Our View: The Affirtmative Consent bill is confusing, impractical
You never know until you try, and when it comes to reducing sexual assault numbers on college campuses, we are willing to try anything — even if we are confused.
Senate Bill 967 is one of the latest attempts in California to reduce sexual assault numbers on state-run college campuses. The bill is being called the Affirmative Consent bill, and, as the name indicates, it would require affirmative consent in all student participation in sexual activity.
We applaud every effort to combat sexual assault of any kind, in any place, but we worry that this bill may prove to be an ineffective and confusing policy.
State Senator Kevin de León (D-Los Angeles), a co-author on the bill, said, “one out of five young women on a college campus will be sexually assaulted,” according to CBS Los Angeles. Leon argued that it is critical to “create a culture that’s respectful of women,” and that transparent protocols are implemented.
Our concern is that this bill, though well intentioned, has almost made a mockery of what it means to say “yes” or “no” to sex. The Long Beach Press Telegram recently published an article in which “students question ‘affirmative consent’ bill.”
In it, two Cal State Long Beach students agreed that the bill seems impractical. They even joked that the policy seems to imply that there will be guidelines for sexual activity, and that students will “need to check [for consent] every five minutes,” which would “definitely kill the vibe.”
Though we tend to err on the side of caution when questioning such a well-intended policy, our fellow 49ers raised a valid point.
Do we need to sign a contract before getting into bed with a significant other? Does this policy mean that we have to take a break every so often to renew our partner’s consent? Can’t the government just stay out of our bedrooms?
The bill was amended on March 27, which helped to clarify the intended meaning of the bill; however, we feel that the only piece of the policy that students understand is the part that legally requires sexually active students to explicitly consent to sex before and throughout sexual encounters.
The bigger picture is that this bill aims to clean up the legal side of sexual assault. The policy requires an “affirmative consent standard in the determination of whether consent was given by a complainant.”
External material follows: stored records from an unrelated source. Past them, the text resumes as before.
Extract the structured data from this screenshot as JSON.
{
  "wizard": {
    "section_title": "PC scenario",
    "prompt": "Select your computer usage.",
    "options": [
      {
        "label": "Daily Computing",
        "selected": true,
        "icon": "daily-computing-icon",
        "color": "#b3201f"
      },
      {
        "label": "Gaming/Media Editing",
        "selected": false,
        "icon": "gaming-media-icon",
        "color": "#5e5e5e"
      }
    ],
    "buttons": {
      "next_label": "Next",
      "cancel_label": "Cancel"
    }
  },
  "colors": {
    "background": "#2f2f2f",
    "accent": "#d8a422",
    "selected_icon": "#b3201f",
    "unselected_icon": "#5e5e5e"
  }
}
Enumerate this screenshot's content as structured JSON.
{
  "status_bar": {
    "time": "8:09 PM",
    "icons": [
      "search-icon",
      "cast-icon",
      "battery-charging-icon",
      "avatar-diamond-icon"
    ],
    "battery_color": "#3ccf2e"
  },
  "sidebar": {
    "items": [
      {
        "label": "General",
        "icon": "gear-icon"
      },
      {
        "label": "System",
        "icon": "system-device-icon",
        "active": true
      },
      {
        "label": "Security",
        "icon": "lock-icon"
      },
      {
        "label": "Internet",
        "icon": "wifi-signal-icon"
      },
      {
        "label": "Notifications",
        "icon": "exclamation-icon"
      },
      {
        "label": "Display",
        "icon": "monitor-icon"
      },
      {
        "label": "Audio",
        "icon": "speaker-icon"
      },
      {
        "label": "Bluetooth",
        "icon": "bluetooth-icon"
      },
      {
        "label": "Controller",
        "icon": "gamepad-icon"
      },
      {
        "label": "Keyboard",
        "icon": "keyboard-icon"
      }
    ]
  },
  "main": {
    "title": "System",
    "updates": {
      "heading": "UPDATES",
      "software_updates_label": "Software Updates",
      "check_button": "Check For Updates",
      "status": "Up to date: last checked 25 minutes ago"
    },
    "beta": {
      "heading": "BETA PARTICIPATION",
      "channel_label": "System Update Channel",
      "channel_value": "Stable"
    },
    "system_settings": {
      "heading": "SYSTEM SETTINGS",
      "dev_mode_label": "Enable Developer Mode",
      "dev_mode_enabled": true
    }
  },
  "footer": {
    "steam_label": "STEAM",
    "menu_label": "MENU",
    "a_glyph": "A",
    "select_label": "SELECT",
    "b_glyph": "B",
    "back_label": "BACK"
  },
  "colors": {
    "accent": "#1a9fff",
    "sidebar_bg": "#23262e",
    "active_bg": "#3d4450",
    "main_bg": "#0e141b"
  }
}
The bill seeks to clarify the steps for individuals to consent to sexual activity, which means that, when a victim complains of sexual assault, he or she can very clearly demonstrate why they feel they have been violated.
Although this may not result in decreased instances of sexual assault, we appreciate the clarity that it may provide. The bill also goes into detail about the kinds of protections and state-run services that will be required under the policy on behalf of sexual assault victims.
We feel that there is no clear means for us to determine whether this policy will help reduce sexual assault across California college campuses, we are willing to try it, regardless of the awkward conversations it may require of us between the sheets.